41.8% spent less than $500 on games and hardware in the last year, and 70.9% had spent less than $100 on games/devices within the last month. If taken seriously, this seems to suggest that gay gamers are both frugal and more likely to enjoy their catalog of favorite games, adding to their collection with great discretion. That discretion seems to be pointed toward RPGs, which was voted most favorite genre by 41%, and MMORPGs, which earned 28%. 53.9% said they preferred mostly non-linear games, but only 7.4% preferred completely non-linear games. Also, 52.7% said they preferred conventional player interfaces: I wonder what that number would look like in the post-Wii era.
When it comes to gayness in games, the answers were pleasingly open-minded, given the number of straight men involved in the survey: 76.7% were glad there is more diversity of sexual orientation in video game culture. They may be contributing themselves: 46.8% reported occasionally playing an opposite-gendered character in games that present the player that choice; however, this one was one question where the 4.9% bisexual minority spoke up on - they showed a mild preference for playing a character of the opposite gender, while both gay and straight respondents tended to stick to their own gender.

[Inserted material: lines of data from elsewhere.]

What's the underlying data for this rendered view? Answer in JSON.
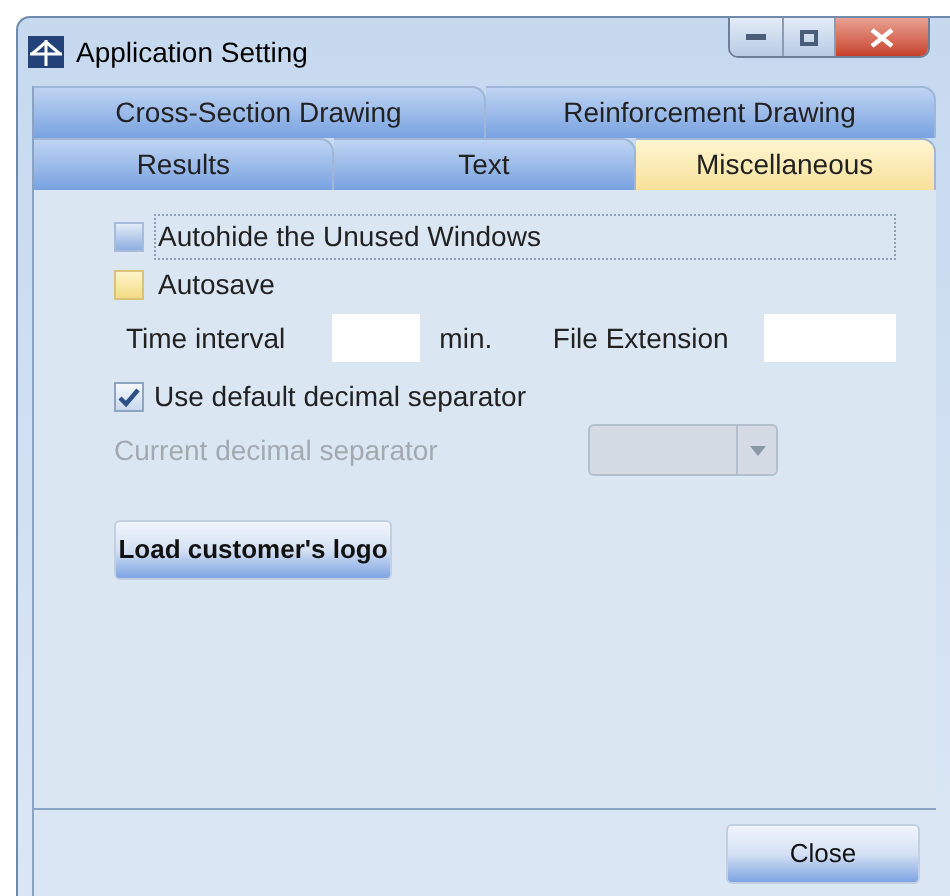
{
  "window": {
    "title": "Application Setting"
  },
  "tab_rows": [
    [
      {
        "label": "Cross-Section Drawing",
        "selected": false
      },
      {
        "label": "Reinforcement Drawing",
        "selected": false
      }
    ],
    [
      {
        "label": "Results",
        "selected": false
      },
      {
        "label": "Text",
        "selected": false
      },
      {
        "label": "Miscellaneous",
        "selected": true
      }
    ]
  ],
  "options": [
    {
      "label": "Autohide the Unused Windows",
      "checked": false,
      "focused": true,
      "hovered": false
    },
    {
      "label": "Autosave",
      "checked": false,
      "focused": false,
      "hovered": true
    }
  ],
  "autosave_fields": {
    "time_label": "Time interval",
    "unit": "min.",
    "extension_label": "File Extension"
  },
  "decimal": {
    "label": "Use default decimal separator",
    "checked": true,
    "current_label": "Current decimal separator",
    "disabled": true
  },
  "logo_button": "Load customer's logo",
  "close_button": "Close"
}
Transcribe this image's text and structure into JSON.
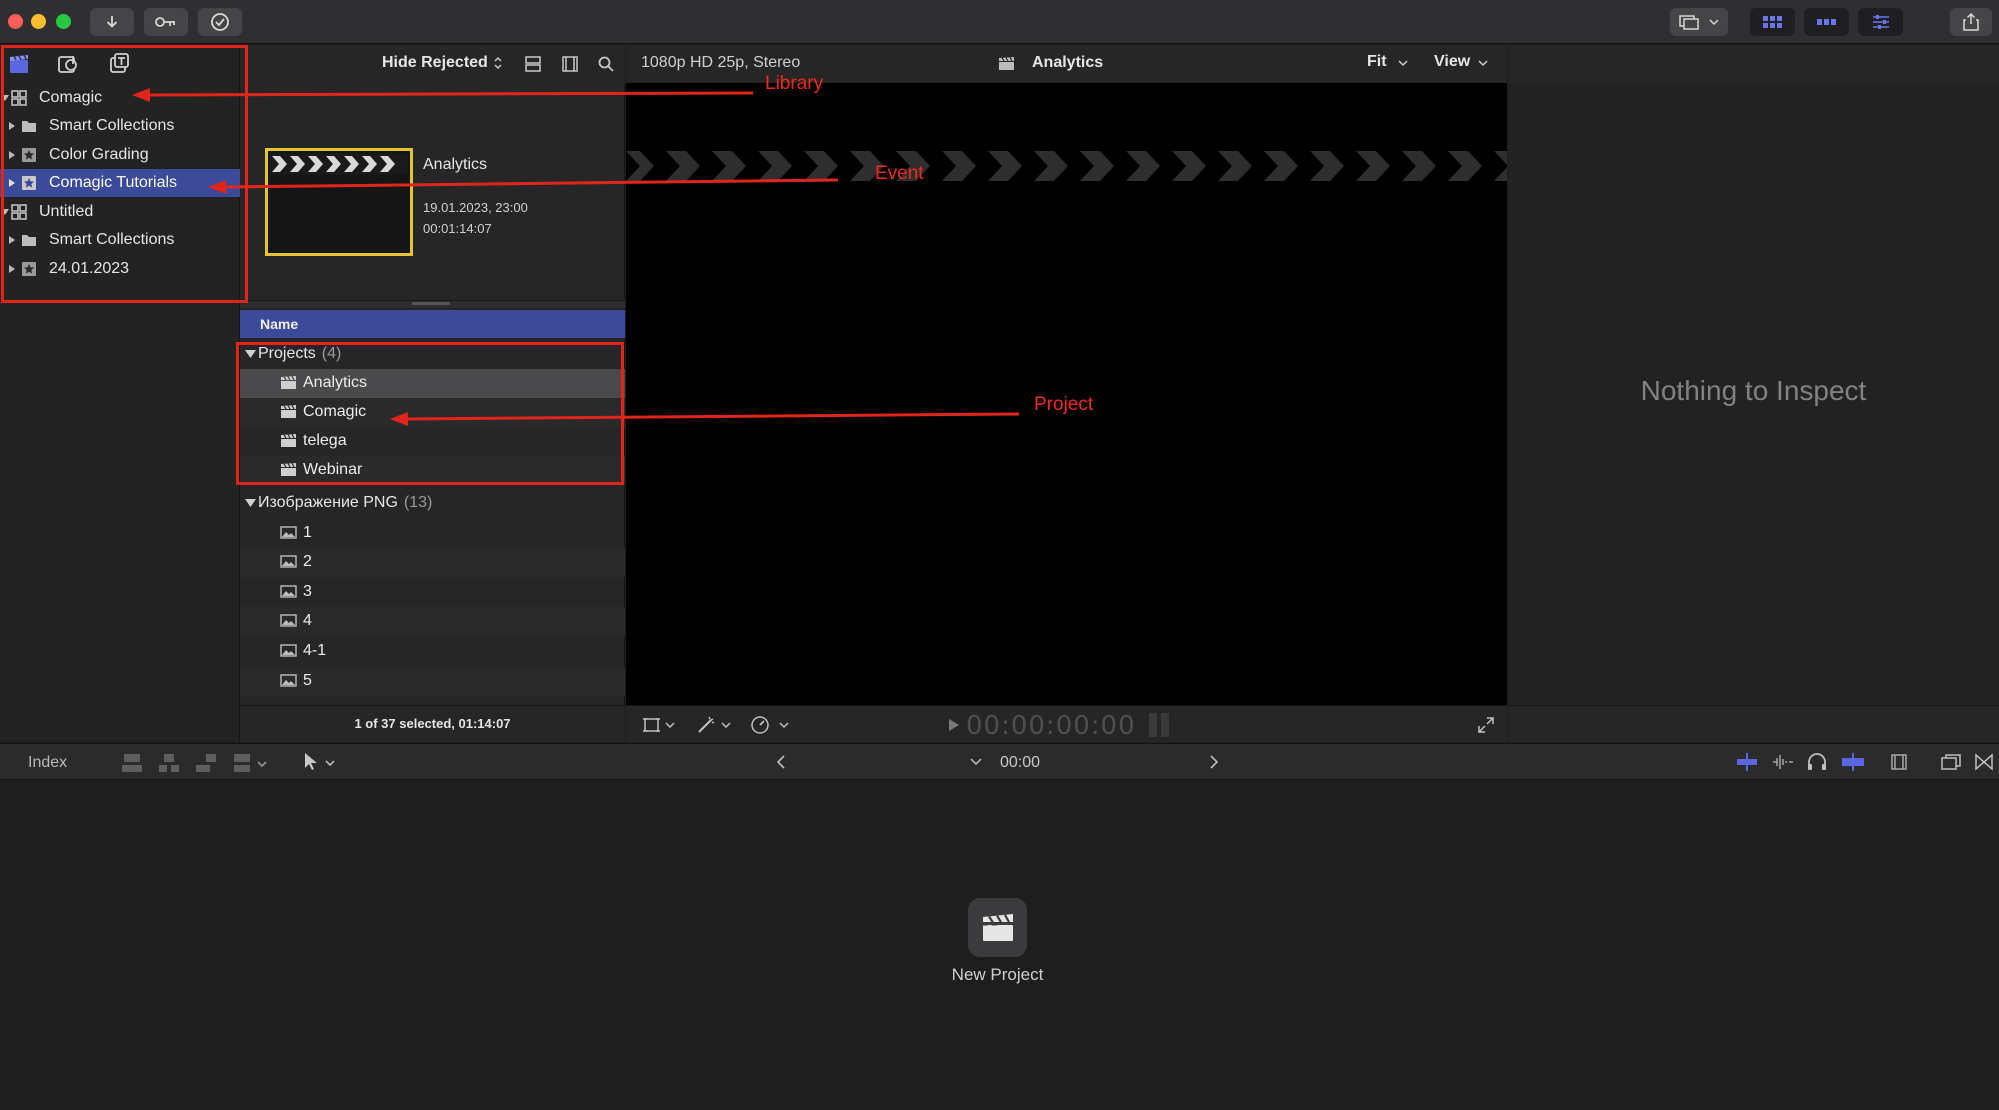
{
  "library_sidebar": {
    "items": [
      {
        "label": "Comagic",
        "type": "library",
        "expanded": true
      },
      {
        "label": "Smart Collections",
        "type": "folder"
      },
      {
        "label": "Color Grading",
        "type": "event"
      },
      {
        "label": "Comagic Tutorials",
        "type": "event",
        "selected": true
      },
      {
        "label": "Untitled",
        "type": "library",
        "expanded": true
      },
      {
        "label": "Smart Collections",
        "type": "folder"
      },
      {
        "label": "24.01.2023",
        "type": "event"
      }
    ]
  },
  "browser": {
    "filter_label": "Hide Rejected",
    "clip": {
      "title": "Analytics",
      "date": "19.01.2023, 23:00",
      "duration": "00:01:14:07"
    },
    "column_header": "Name",
    "groups": [
      {
        "label": "Projects",
        "count": "(4)",
        "items": [
          "Analytics",
          "Comagic",
          "telega",
          "Webinar"
        ]
      },
      {
        "label": "Изображение PNG",
        "count": "(13)",
        "items": [
          "1",
          "2",
          "3",
          "4",
          "4-1",
          "5"
        ]
      }
    ],
    "status": "1 of 37 selected, 01:14:07"
  },
  "viewer": {
    "format": "1080p HD 25p, Stereo",
    "title": "Analytics",
    "fit_label": "Fit",
    "view_label": "View",
    "timecode": "00:00:00:00"
  },
  "inspector": {
    "empty_text": "Nothing to Inspect"
  },
  "timeline": {
    "index_label": "Index",
    "timecode": "00:00",
    "new_project_label": "New Project"
  },
  "annotations": {
    "library": "Library",
    "event": "Event",
    "project": "Project",
    "color": "#e0261b"
  },
  "colors": {
    "selection": "#3b4a99",
    "accent": "#5b67e0",
    "clip_border": "#e3c432"
  }
}
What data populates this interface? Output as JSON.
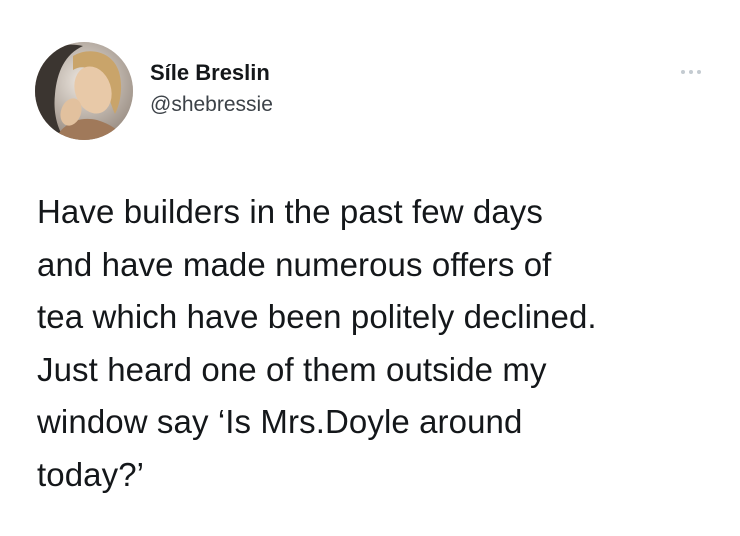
{
  "author": {
    "display_name": "Síle Breslin",
    "handle": "@shebressie",
    "avatar_icon": "profile-photo"
  },
  "menu": {
    "icon": "more-options-icon"
  },
  "tweet": {
    "lines": [
      "Have builders in the past few days",
      "and have made numerous offers of",
      "tea which have been politely declined.",
      "Just heard one of them outside my",
      "window say ‘Is Mrs.Doyle around",
      "today?’"
    ]
  },
  "colors": {
    "text": "#14171a",
    "secondary_text": "#3c4248",
    "background": "#ffffff",
    "menu_dots": "#c4cbd1"
  }
}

Almost a third of all surveyed were not bothered by the sexual objectification of females in video games, and more than a quarter weren't bothered too much. 28.5% were somewhat bothered, but less than 10% were bothered a great deal (sexual orientation seemed to play no role in this trend), but 47.4% weren't bothered at all by the sexual objectification of males, and another 24.7% were mostly not bothered. 38% want game companies to create games that connect to their own sexual identity (I second that emotion!), and 42.7% felt gay and lesbian concerns within the gaming community were somewhat or very important.
Conversely, 52.7% agreed with the somewhat loaded question (by its phrasing, which kind of "leads the witness") that the gaming community is somewhat hostile toward gay and lesbian gamers, with another 14% who feel it is very hostile. 87% reported the phrase "That's so gay" as a form of homophobia they'd encountered while gaming, while another 52.3% felt the same way about stereotypical representations of gay characters in games. 42.5% saw homophobia in "refusal of game designers to include well-developed gay characters" and 49.4% felt the same way about "Invisibility of gaymers and/or the gaymer community."
If you're anything like me, you don't need to see another percent sign anytime again for at least a week, but it's worth taking a closer look (briefly, I swear) at whose answers we're seeing. Of the overwhelmingly male respondents, over 45% earned less than $12,000 a year, nearly 80% were both single and white, and two-thirds hadn't finished college (57% were still students) and 60.5% were not employed full-time: I think that paints a pretty clear picture of who took the survey and who, perhaps, did not. I don't think that diminishes the importance or relevance of the results, but it gives you an idea of what ways in which the survey might not be fully representational. Considering that the survey was run online, at SurveyMonkey.com, and was "quickly picked up by the blogging community," young white males who are either students or unemployed isn't exactly a shocker, but it's worth noting anyway.
Check out the full results for a lot more data as well as the original survey, and let us know what you think.